-- Supplied data --
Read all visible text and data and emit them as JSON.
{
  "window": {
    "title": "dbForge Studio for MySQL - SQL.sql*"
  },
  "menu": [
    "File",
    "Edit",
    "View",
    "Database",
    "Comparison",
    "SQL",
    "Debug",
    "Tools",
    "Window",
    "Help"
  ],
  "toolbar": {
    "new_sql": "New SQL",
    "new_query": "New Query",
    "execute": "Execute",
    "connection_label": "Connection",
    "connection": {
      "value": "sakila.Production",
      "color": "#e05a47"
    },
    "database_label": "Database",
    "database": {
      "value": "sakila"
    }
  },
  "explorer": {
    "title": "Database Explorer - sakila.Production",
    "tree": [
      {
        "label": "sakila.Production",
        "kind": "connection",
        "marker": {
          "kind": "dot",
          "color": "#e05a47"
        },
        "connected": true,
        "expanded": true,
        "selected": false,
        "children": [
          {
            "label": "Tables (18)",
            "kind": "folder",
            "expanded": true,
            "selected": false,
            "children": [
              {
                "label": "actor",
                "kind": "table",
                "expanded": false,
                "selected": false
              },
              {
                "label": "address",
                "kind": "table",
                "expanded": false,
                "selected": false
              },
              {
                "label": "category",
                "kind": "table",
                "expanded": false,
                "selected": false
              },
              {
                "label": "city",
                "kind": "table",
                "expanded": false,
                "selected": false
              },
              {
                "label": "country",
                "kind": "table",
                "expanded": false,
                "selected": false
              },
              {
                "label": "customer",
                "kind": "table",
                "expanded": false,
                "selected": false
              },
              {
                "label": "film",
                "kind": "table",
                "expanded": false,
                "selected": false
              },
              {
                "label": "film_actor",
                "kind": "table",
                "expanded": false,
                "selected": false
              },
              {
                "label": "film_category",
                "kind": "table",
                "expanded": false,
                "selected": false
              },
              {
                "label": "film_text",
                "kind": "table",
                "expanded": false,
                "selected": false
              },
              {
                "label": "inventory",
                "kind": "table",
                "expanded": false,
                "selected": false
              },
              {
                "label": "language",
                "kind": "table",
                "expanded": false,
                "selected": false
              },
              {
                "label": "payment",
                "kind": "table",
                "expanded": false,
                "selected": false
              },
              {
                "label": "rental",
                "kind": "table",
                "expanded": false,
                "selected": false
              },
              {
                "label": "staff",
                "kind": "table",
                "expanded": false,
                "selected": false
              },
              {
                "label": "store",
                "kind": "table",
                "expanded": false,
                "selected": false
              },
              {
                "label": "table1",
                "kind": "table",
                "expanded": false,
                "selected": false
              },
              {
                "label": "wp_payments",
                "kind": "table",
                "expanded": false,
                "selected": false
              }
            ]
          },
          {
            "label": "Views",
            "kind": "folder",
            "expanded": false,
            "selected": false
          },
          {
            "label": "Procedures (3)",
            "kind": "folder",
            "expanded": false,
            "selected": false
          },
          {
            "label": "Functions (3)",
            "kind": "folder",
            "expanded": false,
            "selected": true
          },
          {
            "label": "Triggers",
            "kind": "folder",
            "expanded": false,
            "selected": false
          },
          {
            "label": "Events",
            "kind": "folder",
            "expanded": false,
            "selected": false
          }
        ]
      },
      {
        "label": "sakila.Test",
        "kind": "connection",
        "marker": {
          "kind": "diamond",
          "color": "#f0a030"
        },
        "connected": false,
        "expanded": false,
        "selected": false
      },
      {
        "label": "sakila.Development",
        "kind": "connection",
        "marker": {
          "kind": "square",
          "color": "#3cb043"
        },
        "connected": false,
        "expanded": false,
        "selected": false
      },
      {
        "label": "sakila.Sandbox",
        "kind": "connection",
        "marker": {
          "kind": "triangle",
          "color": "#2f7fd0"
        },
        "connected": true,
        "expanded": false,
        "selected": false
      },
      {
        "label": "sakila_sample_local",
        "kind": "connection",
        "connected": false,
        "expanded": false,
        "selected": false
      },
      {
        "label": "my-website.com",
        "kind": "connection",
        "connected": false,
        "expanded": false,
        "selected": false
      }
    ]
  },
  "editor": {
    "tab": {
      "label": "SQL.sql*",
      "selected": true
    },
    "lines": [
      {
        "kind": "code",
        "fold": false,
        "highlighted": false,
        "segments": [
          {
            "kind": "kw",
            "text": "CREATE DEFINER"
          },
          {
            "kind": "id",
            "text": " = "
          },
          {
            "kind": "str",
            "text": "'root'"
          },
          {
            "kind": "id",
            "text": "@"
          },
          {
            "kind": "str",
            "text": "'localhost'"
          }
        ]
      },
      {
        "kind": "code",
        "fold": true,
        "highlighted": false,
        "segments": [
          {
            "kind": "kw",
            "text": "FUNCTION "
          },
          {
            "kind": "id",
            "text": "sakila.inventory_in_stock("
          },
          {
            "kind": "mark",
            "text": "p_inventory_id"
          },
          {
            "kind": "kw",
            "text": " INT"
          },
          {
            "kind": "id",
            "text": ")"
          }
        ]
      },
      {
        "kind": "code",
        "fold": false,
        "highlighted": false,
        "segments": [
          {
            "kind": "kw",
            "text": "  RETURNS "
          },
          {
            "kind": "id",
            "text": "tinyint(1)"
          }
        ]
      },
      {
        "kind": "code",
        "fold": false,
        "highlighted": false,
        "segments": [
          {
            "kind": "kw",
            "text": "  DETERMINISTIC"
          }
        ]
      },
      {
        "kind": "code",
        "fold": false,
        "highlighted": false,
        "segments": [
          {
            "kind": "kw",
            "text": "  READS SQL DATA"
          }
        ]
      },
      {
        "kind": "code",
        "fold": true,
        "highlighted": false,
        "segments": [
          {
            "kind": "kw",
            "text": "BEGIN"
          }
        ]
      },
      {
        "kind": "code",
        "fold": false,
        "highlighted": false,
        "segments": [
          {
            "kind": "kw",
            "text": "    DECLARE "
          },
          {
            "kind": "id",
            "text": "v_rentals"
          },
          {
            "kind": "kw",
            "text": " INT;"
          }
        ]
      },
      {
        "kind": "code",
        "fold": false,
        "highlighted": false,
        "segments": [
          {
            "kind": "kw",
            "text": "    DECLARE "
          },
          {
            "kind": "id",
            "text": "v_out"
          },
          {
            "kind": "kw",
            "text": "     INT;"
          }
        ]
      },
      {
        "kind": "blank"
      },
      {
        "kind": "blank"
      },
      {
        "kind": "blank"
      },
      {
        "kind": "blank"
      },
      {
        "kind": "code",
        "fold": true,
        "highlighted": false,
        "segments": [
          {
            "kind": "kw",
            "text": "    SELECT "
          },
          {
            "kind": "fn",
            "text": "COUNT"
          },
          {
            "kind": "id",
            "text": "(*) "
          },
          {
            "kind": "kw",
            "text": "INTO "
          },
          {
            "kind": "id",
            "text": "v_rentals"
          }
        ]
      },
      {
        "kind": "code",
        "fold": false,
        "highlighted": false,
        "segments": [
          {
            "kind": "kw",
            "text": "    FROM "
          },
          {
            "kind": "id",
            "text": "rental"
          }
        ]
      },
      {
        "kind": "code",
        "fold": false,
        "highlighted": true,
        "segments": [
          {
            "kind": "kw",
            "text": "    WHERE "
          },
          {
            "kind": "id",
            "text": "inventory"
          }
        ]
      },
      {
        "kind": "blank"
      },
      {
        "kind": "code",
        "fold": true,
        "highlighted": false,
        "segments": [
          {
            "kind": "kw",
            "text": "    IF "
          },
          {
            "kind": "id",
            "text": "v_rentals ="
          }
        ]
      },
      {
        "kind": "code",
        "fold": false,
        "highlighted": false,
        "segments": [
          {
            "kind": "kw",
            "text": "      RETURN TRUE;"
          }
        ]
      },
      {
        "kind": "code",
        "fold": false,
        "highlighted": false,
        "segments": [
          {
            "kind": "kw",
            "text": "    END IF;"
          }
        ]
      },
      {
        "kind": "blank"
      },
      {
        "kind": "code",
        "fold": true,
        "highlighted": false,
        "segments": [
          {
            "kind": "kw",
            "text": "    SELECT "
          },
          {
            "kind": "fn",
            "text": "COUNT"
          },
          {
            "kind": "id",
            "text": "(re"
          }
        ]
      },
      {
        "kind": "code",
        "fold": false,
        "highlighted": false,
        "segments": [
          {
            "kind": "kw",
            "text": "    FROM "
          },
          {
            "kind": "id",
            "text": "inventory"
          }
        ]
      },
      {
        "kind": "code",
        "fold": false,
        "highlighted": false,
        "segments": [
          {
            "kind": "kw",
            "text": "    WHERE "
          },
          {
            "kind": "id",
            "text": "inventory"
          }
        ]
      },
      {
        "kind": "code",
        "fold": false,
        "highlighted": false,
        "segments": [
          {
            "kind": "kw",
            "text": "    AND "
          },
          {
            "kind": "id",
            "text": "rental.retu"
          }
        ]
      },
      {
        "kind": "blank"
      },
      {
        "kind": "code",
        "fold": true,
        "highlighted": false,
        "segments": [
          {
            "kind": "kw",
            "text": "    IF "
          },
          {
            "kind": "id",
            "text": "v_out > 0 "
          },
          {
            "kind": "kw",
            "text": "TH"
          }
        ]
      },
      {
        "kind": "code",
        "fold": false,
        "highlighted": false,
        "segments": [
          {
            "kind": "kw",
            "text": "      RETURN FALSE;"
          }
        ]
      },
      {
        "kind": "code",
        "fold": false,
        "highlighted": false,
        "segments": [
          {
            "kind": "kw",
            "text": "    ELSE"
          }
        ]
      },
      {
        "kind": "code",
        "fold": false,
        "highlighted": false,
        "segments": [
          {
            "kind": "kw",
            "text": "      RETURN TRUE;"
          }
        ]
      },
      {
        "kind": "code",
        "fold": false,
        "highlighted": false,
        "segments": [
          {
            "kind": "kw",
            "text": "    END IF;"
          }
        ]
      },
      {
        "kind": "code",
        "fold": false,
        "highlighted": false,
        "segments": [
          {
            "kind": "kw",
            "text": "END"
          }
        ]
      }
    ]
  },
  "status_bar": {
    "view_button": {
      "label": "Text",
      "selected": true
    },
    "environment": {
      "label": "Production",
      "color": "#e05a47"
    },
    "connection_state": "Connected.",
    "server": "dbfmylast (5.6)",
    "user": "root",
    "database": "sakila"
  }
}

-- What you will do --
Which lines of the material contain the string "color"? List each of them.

-- Completed exercise --
      "color": "#e05a47"
          "color": "#e05a47"
          "color": "#f0a030"
          "color": "#3cb043"
          "color": "#2f7fd0"
      "color": "#e05a47"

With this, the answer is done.